Boring and Craddock observe something else helpful in this Christian reflection of the Abraham story. Consider their explanation of this idea of reckoning. Paul’s term, reckoned and counted as righteous, “has legal connotations, but it is not a matter of a ‘legal fiction,’ as though the judge treats the accused ‘as if’ they were not guilty.” Rather, in Paul’s argument, God’s pronouncement of righteous “is performative language that creates the reality it pronounces.” [3]

A minister pronounces, “You are husband and wife” and something very real comes into being. An umpire calls, “strike!” and so it is. Paul proclaims that—because of the work of God and the Word of God made visible in Jesus Christ—the guilty are “right” and sinners are “righteous” and so we become what God pronounces. In God’s work of justification and reckoning, an alternative reality comes into existence completely without our participation or help. And so any faith that hopes against hope in God’s impossible possibilities, any faith that leads us toward the Center, is faith that God “reckons as righteous.”

Abraham and John

In the Gospel of John, we also find that the Abraham story has special relationship with John’s Jesus and important theological significance. For the Christians in John’s community, following Christ “in the way” meant their lives were immersed in the way of God that has been unfolding since the beginning of history; the same way Abraham was called to follow.

And yet, now Christians claim that it is in Jesus the Christ, the perfect and revealed Way of God, that all our journeys of faith are included. Like a cosmic labyrinth, God’s Christ encompasses all creation—every beginning, every ending, and every step in between—”even though they may never have heard of Jesus,” Boring and Craddock remind us.

Journey is and has always been a primary paradigm for the way of the people of God. Journey is an important metaphor that stands in opposition to seeing ourselves as a settled people because settled faith can become comfortable, safe, and predictable. We easily become set in our ways; we become stuck. That’s why an intentional and disciplined faith journey is crucial. Even when we journey in fits and starts as Abraham did, even when we don’t know where we’re going or exactly what we’re doing, even when we make mistakes or refuse what God is unfolding before us—even so we, like Abraham, can “hope against hope” that all this is going somewhere, somewhere good and right.

Like Abraham, who saw the fulfillment of God’s promise not with human eyes but with the eyes of hope and confidence, we too entrust ourselves to the one who is our Eternal Center, the one who generates all hope. That faith reminds us why we need each other, why we need spiritual community: to encourage each other and to embody hope for one another throughout life’s journey.

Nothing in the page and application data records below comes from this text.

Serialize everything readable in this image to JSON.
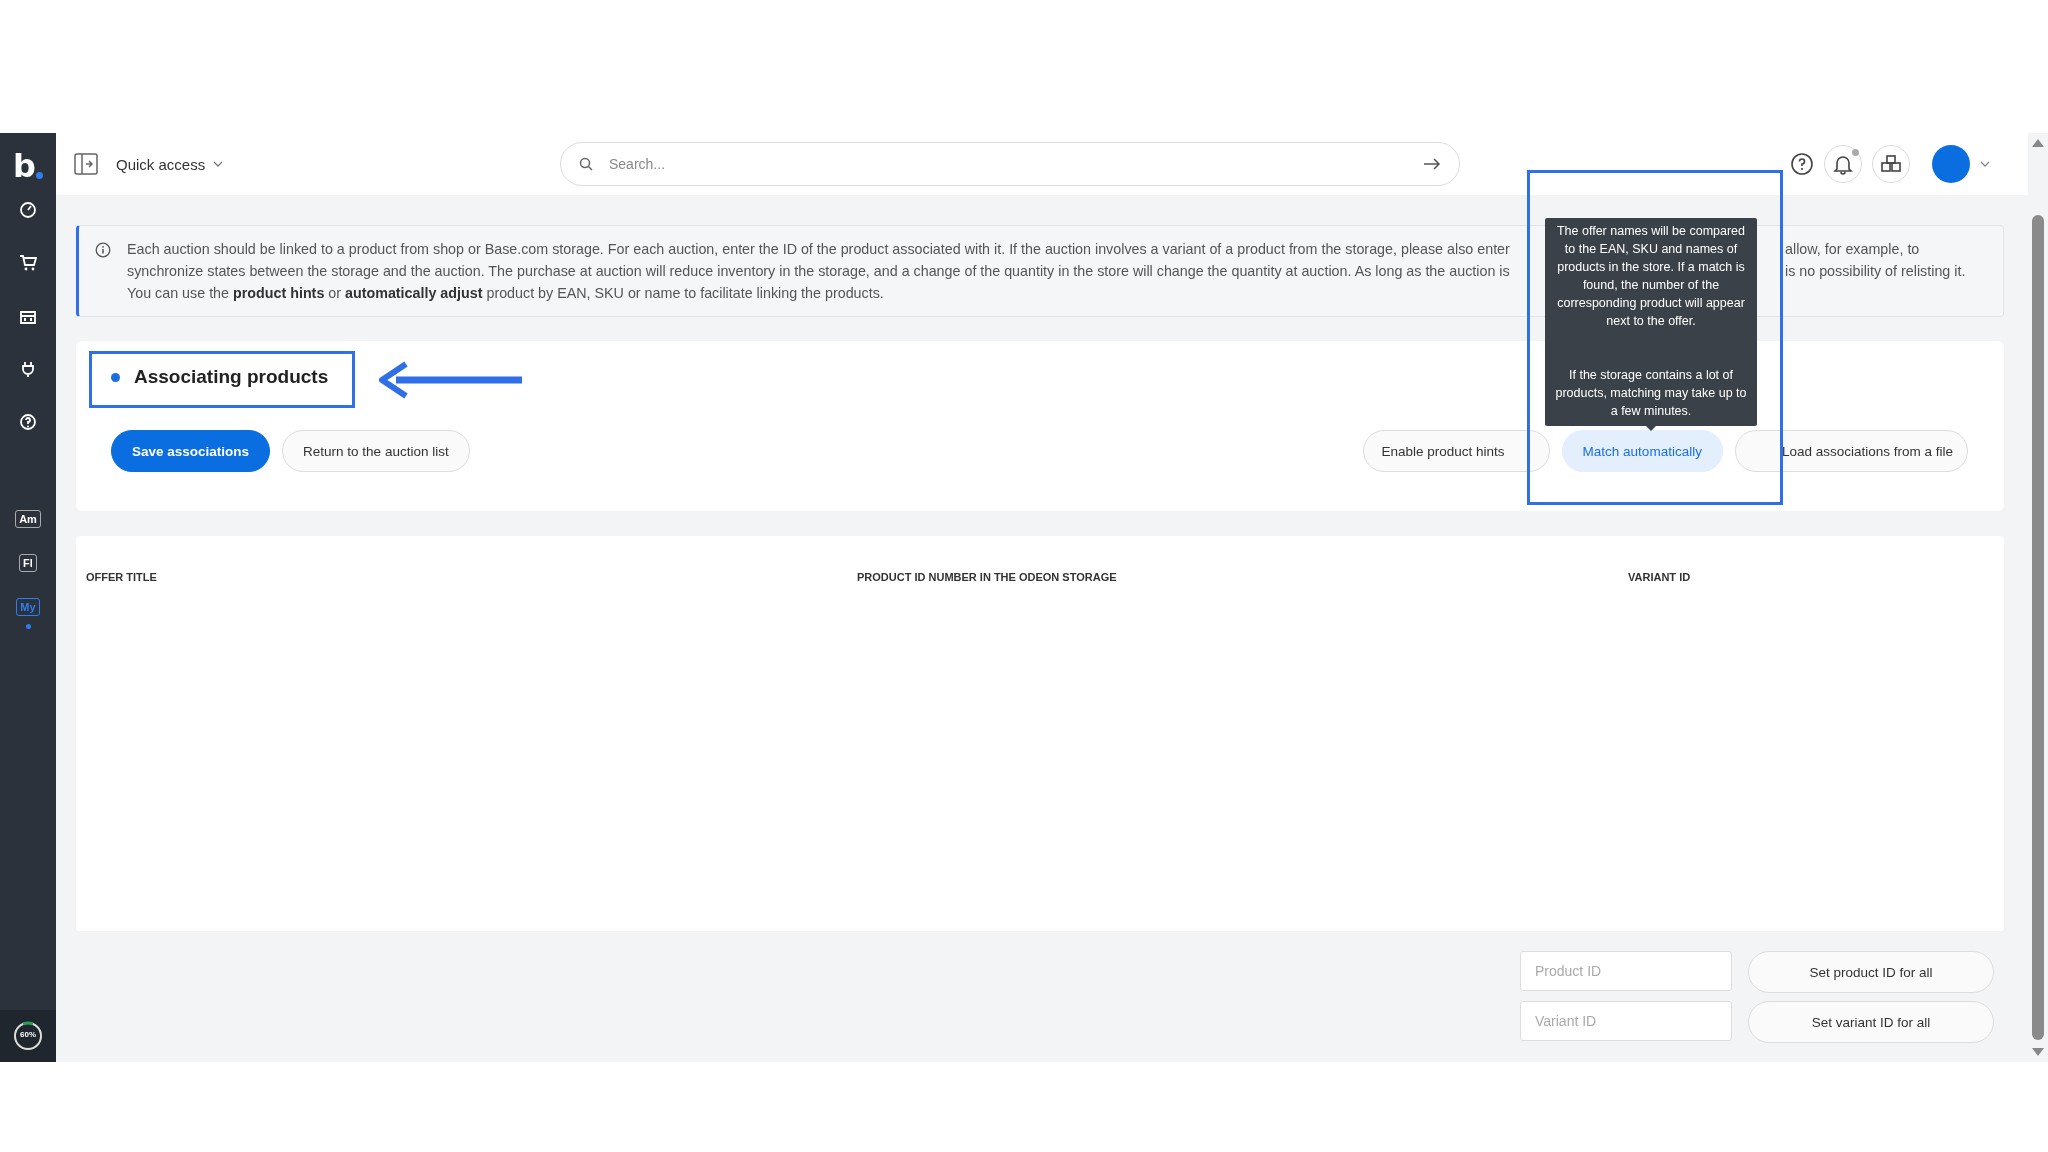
{
  "sidebar": {
    "logo": "b",
    "shortcuts": [
      {
        "label": "Am",
        "selected": false
      },
      {
        "label": "Fl",
        "selected": false
      },
      {
        "label": "My",
        "selected": true
      }
    ],
    "progress_label": "60%"
  },
  "header": {
    "quick_access": "Quick access",
    "search": {
      "placeholder": "Search..."
    }
  },
  "info_banner": {
    "lines": [
      {
        "left": "Each auction should be linked to a product from shop or Base.com storage. For each auction, enter the ID of the product associated with it. If the auction involves a variant of a product from the storage, please also enter",
        "right": "allow, for example, to"
      },
      {
        "left": "synchronize states between the storage and the auction. The purchase at auction will reduce inventory in the storage, and a change of the quantity in the store will change the quantity at auction. As long as the auction is",
        "right": "is no possibility of relisting it."
      },
      {
        "left": "You can use the **product hints** or **automatically adjust** product by EAN, SKU or name to facilitate linking the products."
      }
    ]
  },
  "section": {
    "title": "Associating products",
    "buttons": [
      {
        "label": "Save associations",
        "kind": "primary"
      },
      {
        "label": "Return to the auction list",
        "kind": "secondary"
      },
      {
        "label": "Enable product hints",
        "kind": "secondary"
      },
      {
        "label": "Match automatically",
        "kind": "highlighted"
      },
      {
        "label": "Load associations from a file",
        "kind": "secondary"
      }
    ]
  },
  "tooltip": {
    "paragraphs": [
      "The offer names will be compared to the EAN, SKU and names of products in the store. If a match is found, the number of the corresponding product will appear next to the offer.",
      "If the storage contains a lot of products, matching may take up to a few minutes."
    ]
  },
  "table": {
    "columns": [
      "OFFER TITLE",
      "PRODUCT ID NUMBER IN THE ODEON STORAGE",
      "VARIANT ID"
    ]
  },
  "bulk_actions": [
    {
      "placeholder": "Product ID",
      "button": "Set product ID for all"
    },
    {
      "placeholder": "Variant ID",
      "button": "Set variant ID for all"
    }
  ]
}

Whenever we see ourselves journeying with Abraham, on the move with Paul, following Christ as the Way, then we can live with confidence that in this journey of understanding, of thought, of theology, of practice, of life, then we are on the way with God. Even though we may feel sometimes like we’re going around in circles, maybe what we really are doing is progressing through the spiraling path of a cosmic labyrinth God is unfolding before us.

“Where is all this going?” we may ask, but I wonder, Is that really ours to know? When we live our lives in God’s labyrinth, we follow the path God opens up before us. We are called to take the next step and then the next step after that. We are called to faithfulness.


[1] A phrase made popular by theologian Paul Tillich.

[2] Boring and Craddock, People’s New Testament Commentary, 478–479.

[3] Boring and Craddock, People’s New Testament Commentary, 478.

Author: Charlotte Vaughan Coyle

Charlotte lives and blogs in Paris TX. She is ordained within the Christian Church (Disciples of Christ) and developed Living in The Story while doing doctoral work at Brite Divinity School in Ft. Worth. Charlotte also blogs about intersections of faith, politics, and culture at CharlotteVaughanCoyle.com.

Leave a Reply

Your email address will not be published.

This site uses Akismet to reduce spam. Learn how your comment data is processed.

%d bloggers like this: